Remember, if retainer hours aren’t finished because of your lack of planning, you should do all you can to finish your commitment and provide something extra. To keep the relationship healthy, you could offer to throw in a few extra hours the following month. (Avoid giving a discount unless absolutely necessary, however. Once you start cutting prices, it’s terribly difficult to raise them again.) Always own up to your mistakes, apologize briefly one time, then move on to getting that promised work done.
The Dangers of Playing Favorites
Another often unseen complication that can come from retainers is treating them differently based on the agreement. This can show itself in two ways. The first is putting more effort into your retainer clients because you want to please them, keep them on board, and keep counting their money. This makes sense to some degree because you should work to keep your current customers happy. It’s much easier to keep a client than to go out and find new ones. Existing clients don’t require onboarding, and building processes for them – once you get to know them – is relatively easier. They have the potential to be better earners because the overall time spent administratively can be much less.
On the other side of the coin is taking retainer clients for granted. Because they’ve signed that contract, and you are somewhat guaranteed of their business, you don’t have to court them, in the same manner, you would like a new client.
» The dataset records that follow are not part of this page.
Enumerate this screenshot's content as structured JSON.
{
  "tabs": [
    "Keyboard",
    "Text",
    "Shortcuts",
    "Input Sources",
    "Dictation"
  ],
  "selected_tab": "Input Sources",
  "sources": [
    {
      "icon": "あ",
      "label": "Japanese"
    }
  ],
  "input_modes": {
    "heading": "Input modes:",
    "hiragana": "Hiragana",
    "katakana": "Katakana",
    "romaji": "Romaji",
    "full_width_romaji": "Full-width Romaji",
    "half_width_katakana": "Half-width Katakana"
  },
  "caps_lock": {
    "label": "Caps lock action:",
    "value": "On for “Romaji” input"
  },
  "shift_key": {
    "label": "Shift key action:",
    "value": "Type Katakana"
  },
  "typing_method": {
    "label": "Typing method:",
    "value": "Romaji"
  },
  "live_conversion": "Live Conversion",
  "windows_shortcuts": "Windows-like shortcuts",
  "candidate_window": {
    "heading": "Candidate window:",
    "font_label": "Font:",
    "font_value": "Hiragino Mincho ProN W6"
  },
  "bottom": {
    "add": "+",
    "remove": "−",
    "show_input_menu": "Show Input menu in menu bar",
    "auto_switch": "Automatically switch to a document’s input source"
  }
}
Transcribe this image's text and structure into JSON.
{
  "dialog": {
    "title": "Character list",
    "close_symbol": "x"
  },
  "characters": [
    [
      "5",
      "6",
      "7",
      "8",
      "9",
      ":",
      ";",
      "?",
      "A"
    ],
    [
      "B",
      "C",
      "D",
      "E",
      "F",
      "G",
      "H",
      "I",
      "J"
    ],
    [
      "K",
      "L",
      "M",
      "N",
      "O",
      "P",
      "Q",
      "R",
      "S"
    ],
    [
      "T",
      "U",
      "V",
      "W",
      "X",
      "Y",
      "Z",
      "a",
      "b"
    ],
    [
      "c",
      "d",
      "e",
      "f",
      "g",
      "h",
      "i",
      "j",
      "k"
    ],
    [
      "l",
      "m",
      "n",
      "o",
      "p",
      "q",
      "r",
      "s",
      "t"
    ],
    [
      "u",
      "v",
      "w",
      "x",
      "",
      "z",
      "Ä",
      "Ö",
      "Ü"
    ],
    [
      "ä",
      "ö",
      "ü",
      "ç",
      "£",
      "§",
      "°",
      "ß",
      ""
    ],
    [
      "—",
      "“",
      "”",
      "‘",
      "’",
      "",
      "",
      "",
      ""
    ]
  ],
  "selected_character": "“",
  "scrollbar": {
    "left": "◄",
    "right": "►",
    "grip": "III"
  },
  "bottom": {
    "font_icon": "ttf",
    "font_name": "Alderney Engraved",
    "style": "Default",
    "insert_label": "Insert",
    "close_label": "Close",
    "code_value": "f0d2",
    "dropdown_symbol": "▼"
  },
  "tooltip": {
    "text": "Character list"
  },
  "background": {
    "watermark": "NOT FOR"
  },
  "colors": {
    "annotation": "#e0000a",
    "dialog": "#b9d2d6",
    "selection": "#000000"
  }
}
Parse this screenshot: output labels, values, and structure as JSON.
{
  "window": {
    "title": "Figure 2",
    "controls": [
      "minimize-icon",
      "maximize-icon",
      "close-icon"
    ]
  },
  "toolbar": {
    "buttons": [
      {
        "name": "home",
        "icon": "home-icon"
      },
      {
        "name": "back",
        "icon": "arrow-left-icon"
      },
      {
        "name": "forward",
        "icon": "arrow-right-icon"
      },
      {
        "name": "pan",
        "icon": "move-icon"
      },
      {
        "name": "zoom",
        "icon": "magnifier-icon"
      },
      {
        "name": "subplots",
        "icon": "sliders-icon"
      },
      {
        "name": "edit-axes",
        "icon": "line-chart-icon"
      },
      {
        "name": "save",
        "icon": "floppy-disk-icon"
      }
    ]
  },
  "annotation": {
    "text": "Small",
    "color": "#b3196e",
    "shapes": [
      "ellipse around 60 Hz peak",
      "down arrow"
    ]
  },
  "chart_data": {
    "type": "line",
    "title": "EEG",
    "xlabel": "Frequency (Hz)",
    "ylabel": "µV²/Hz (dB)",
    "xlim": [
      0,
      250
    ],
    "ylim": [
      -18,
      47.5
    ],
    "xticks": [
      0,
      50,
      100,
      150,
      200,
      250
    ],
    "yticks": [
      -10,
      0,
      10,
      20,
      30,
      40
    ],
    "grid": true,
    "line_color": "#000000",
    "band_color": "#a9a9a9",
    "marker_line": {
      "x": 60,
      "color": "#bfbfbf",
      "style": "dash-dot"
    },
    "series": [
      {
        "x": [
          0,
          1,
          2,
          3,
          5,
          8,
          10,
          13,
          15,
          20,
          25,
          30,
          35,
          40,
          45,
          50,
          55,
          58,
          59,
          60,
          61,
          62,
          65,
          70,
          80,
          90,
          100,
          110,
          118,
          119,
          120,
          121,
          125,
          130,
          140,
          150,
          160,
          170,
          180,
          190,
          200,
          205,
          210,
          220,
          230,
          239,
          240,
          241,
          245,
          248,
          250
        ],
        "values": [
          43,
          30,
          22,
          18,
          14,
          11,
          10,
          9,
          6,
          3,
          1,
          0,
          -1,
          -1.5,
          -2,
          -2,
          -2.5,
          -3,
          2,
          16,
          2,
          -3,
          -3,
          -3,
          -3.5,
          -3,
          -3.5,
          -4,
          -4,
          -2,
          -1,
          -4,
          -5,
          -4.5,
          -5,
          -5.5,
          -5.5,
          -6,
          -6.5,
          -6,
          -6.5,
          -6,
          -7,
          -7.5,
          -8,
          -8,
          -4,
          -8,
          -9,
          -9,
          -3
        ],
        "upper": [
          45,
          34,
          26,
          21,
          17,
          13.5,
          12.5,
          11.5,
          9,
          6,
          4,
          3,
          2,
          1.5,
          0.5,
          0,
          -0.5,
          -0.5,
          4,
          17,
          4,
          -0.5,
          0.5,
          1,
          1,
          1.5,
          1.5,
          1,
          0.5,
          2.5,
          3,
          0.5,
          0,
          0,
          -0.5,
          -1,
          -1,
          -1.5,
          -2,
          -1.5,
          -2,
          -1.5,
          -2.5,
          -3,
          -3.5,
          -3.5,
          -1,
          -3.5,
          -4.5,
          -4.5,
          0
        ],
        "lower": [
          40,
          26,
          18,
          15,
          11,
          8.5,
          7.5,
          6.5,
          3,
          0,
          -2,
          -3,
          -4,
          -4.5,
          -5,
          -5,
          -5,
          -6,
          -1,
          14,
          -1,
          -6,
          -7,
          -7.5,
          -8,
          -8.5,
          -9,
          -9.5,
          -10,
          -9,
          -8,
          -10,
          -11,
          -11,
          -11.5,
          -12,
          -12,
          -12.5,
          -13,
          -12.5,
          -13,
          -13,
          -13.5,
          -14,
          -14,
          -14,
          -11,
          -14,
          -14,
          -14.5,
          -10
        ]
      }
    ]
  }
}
If given a choice to do work during the day for a new client (who you still may have to impress) vs. a long-time retainer client (who has become familiar and likely trusts you to handle processes how you see fit), it’s easy to allocate resources to that newer client. As your business grows, however, you should strive to make retainer clients your bread and butter. Ignoring their needs can have devastating effects on this plan and can cause you to lose lucrative, long-term contracts that are vital to a growing freelance business.
Practice balance between tending to the retainer and non-retainer clients. You’ll probably always have a mix of the two, so be wise to treat them both with care and give them the service they both deserve!
Retainers Can Work for All Freelancers
Who can retainers work for? Pretty much any service freelancer can establish one. Social media managers, writers, coder, designers, and developers are all business niches that have reported success with this method. If you do work by the hour – or the project – you can make the arrangement work for both you and your client.
You can choose to approach the idea of retainers from the onset of your relationships, even mentioning it in marketing materials and prospecting calls. By presenting it as an easier way to work together (eliminating much of the administration that hourly work can require), it can be the selling point you need to land that new freelance deal. Sharing how it’s a win-win for both of you is the best way to approach it in initial conversations.)
(Just be sure you establish boundaries. A freelance retainer contract doesn’t mean you are “on call” or can do work with a quicker turnaround time. It simply ensures that you will set aside space in your workflow each month for your best and most promising clients.)
Whether you regularly do work on a project or hourly basis, retainer agreements can be a professional way to grow your business. If you already work with a client who would be a good candidate for such an arrangement, appeal to their sense of value by bringing it up. You may even explain how a freelance retainer can save them money, while ensuring you’re available even during the busiest months. Having your guaranteed attention keeps clients feeling valuable and ensures many months of work ahead!